  • The future of Connecticut’s Congressional districts is back in the hands of a court-appointed special master after a last-minute appeal for compromise this week among legislative Democrats and Republicans was unsuccessful. CTNewsJunkie has the update here.
  • Workers’ compensation premiums in Connecticut are decreasing for an eighth consecutive year, which will translate into more savings for businesses, state officials announced this week. Hartford Business Journal reports on the new rates here.


News and notes from around the state

  • For the first time in three weeks, the net total of patients hospitalized with COVID in Connecticut has dropped, potentially offering hope that the latest surge, one of the worst since the start of the pandemic, is slowing. CT Post has the latest state data here.
  • Workers’ compensation premiums in Connecticut are decreasing for an eighth consecutive year, which will translate into more savings for businesses, state officials announced this week. Hartford Business Journal reports on the new rates here.
  • Connecticut had a 20% increase in new business registrations in 2021 after averaging about 5% growth for the past decade, according to data analysis from the Connecticut Data Collaborative. Hartford Business Journal reports on the data here.
  • City of New Haven officials announced this week the city will spend $10 million in new federal pandemic relief money to support city businesses. New Haven BIZ has the news here.

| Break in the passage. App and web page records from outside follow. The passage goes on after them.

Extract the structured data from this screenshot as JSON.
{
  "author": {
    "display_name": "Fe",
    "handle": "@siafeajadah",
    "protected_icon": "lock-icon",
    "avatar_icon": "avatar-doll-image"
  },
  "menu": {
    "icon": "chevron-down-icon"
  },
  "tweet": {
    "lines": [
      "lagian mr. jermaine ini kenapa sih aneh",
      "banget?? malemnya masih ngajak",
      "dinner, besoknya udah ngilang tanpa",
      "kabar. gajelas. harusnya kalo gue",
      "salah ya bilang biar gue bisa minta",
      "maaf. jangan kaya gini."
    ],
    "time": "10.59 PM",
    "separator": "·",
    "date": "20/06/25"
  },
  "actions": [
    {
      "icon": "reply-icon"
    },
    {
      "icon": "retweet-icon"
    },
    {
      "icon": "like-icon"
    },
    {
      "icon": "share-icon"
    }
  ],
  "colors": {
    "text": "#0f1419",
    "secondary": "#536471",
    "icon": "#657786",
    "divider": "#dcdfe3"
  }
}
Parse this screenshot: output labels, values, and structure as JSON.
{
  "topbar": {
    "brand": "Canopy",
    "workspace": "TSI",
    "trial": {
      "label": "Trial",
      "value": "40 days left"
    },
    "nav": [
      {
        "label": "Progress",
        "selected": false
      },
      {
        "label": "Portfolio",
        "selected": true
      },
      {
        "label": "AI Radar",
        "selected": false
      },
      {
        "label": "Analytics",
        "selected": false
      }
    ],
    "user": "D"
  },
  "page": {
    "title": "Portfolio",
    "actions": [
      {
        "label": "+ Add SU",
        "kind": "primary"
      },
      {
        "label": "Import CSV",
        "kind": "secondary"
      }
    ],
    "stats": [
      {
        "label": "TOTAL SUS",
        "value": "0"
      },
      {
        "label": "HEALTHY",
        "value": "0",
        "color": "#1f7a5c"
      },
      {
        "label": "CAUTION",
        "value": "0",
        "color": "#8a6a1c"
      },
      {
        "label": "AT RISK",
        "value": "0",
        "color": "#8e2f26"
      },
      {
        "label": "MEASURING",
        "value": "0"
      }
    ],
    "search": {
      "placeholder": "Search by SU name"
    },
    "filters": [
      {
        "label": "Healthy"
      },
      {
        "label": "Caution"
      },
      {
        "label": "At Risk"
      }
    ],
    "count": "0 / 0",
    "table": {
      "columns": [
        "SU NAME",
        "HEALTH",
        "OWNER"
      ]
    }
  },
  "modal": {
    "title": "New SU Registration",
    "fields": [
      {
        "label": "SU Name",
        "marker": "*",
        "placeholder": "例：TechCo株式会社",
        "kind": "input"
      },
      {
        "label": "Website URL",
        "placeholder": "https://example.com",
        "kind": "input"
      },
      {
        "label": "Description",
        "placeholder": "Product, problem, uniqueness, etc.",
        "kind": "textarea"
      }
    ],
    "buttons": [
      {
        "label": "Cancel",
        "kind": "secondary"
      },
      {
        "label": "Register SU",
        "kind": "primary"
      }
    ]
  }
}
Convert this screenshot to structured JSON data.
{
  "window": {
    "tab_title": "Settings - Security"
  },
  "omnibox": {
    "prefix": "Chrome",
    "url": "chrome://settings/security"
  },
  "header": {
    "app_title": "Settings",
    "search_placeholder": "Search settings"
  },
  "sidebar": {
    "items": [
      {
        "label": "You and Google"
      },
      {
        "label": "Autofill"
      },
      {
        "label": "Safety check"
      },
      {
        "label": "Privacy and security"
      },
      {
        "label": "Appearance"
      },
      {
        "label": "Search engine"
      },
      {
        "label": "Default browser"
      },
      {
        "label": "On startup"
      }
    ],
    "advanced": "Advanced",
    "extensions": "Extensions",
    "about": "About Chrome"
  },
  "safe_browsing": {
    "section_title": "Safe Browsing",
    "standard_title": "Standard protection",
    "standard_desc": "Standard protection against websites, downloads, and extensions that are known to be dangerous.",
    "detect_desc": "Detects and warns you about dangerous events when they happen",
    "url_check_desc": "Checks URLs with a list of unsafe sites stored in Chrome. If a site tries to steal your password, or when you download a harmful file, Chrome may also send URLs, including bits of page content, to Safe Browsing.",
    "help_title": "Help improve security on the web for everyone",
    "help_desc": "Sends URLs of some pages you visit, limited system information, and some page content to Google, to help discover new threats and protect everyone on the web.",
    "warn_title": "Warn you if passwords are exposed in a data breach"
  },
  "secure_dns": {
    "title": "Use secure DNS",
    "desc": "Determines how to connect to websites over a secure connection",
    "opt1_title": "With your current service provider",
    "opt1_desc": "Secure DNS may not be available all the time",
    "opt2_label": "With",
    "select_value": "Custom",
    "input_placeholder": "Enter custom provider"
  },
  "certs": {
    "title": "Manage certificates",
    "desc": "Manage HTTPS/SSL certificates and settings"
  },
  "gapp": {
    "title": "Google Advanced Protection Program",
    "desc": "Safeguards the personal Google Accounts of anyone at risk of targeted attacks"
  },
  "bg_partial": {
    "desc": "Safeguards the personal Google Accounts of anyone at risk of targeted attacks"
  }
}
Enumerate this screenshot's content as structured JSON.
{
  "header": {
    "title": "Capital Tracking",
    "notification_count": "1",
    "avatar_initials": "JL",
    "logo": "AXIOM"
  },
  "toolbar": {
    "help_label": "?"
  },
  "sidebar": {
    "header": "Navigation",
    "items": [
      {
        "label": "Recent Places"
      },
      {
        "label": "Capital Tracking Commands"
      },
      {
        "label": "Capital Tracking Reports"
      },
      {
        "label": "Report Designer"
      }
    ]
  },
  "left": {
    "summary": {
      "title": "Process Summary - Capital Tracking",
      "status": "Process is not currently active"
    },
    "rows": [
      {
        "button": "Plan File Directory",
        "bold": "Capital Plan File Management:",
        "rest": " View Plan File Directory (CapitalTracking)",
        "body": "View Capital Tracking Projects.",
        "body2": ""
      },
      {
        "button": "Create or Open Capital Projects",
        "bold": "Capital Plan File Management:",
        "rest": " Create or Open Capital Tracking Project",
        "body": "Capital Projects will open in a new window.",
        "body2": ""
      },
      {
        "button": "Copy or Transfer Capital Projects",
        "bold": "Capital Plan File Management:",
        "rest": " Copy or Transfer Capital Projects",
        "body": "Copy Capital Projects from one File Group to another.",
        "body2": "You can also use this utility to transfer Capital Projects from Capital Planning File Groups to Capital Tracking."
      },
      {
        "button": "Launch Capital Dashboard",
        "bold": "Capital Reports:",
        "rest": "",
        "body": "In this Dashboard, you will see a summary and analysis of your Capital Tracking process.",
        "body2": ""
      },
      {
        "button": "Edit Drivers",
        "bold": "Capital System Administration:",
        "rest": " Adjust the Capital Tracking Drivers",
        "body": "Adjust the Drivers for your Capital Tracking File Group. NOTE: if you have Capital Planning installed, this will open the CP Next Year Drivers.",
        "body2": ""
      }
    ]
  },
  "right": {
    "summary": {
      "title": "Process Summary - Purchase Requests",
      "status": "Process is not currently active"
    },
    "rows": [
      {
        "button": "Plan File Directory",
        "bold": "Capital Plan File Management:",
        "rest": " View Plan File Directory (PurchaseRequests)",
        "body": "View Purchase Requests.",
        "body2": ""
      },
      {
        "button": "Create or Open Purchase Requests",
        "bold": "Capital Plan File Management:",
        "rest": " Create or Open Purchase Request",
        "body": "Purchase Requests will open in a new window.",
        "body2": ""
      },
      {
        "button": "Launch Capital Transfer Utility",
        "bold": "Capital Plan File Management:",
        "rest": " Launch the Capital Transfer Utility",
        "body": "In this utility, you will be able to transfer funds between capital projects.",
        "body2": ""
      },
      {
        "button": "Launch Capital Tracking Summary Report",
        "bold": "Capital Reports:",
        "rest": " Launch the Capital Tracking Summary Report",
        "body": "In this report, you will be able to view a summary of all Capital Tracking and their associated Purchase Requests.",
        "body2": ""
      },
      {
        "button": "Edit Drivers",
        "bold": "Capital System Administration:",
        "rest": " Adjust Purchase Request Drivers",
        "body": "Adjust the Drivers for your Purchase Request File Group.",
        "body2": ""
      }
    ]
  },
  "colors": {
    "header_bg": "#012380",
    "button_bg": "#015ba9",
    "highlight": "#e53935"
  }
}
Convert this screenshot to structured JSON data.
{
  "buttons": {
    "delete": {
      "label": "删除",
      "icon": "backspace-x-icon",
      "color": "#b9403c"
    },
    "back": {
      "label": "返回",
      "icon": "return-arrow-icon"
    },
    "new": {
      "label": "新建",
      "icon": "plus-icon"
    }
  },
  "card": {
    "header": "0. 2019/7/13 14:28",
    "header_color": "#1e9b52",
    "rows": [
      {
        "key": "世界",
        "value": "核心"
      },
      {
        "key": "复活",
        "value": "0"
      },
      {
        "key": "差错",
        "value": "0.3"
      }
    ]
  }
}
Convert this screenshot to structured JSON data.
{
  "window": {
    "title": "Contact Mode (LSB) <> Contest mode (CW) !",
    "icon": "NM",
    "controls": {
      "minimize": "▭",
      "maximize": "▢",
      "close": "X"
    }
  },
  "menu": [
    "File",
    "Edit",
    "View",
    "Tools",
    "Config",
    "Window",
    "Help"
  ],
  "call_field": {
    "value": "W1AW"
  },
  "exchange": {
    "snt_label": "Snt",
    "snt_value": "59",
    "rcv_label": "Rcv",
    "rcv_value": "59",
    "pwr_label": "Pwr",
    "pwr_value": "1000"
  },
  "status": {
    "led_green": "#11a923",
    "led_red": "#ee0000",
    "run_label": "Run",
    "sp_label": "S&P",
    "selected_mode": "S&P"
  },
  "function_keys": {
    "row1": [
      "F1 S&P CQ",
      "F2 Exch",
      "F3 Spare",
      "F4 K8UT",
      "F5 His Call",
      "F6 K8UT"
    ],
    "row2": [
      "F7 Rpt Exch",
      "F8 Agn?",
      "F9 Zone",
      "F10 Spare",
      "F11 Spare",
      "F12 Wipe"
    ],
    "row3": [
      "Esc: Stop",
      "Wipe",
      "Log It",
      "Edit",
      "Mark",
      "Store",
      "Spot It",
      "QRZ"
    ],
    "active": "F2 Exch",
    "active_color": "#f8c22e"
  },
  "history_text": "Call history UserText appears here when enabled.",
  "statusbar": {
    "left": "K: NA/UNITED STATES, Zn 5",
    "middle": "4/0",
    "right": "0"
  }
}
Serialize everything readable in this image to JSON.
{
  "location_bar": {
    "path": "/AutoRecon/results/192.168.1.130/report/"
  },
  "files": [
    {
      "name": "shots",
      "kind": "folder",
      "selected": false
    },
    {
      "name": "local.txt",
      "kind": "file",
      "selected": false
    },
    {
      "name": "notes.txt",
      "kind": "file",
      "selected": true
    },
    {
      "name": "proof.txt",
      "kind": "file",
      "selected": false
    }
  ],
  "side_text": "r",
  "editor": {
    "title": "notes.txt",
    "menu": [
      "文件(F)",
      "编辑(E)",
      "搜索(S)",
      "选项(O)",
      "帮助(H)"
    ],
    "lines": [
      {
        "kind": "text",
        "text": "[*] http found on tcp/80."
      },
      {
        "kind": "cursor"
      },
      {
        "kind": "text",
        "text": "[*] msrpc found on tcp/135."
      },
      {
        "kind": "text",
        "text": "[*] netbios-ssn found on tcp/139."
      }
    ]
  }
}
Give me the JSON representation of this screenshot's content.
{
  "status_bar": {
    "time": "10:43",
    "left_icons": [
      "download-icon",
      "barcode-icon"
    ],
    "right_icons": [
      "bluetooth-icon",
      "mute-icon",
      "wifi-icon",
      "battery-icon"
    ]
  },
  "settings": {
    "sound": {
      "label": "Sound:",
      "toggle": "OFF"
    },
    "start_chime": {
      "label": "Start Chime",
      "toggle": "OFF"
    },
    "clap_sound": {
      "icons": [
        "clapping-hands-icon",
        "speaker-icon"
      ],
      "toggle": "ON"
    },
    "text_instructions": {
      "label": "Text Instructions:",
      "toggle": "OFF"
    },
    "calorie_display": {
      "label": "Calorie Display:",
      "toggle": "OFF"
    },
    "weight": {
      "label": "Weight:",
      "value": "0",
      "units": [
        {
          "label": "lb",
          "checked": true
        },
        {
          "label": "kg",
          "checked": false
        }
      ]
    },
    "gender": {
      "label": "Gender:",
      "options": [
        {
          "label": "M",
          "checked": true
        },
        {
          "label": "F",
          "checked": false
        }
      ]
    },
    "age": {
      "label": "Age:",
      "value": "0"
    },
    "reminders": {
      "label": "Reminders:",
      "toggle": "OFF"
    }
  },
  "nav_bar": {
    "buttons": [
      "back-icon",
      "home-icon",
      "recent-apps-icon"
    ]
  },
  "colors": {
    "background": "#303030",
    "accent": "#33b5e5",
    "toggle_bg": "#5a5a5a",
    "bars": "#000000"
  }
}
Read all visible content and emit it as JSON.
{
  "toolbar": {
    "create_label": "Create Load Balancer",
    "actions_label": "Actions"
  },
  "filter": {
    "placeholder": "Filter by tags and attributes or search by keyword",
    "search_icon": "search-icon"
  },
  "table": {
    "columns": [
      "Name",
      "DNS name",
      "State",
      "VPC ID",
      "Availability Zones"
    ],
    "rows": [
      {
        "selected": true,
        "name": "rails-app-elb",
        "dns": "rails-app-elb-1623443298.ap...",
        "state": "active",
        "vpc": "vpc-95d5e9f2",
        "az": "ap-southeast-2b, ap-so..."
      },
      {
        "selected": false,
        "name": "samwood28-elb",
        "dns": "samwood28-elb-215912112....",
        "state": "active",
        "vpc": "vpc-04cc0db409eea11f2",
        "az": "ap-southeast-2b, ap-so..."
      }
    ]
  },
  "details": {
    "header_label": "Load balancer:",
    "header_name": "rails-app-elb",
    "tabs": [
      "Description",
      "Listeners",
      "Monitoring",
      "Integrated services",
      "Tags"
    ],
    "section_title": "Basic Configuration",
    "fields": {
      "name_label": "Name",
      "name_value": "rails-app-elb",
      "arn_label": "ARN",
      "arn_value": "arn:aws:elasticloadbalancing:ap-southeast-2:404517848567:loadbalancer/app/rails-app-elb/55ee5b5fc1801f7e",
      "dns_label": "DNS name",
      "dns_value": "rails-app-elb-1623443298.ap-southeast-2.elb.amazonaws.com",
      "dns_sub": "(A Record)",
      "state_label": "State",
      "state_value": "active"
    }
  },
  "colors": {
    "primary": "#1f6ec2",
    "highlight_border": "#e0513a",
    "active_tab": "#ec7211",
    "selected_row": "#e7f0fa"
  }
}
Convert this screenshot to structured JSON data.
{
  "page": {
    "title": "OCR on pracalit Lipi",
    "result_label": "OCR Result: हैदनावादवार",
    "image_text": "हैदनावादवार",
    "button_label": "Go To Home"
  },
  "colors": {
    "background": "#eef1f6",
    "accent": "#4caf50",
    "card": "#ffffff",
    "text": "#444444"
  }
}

  • Women business owners can apply for grants and business assistance from Comcast as part of a major expansion of the cable provider’s RISE program. New Haven BIZ reports on the company’s plans here.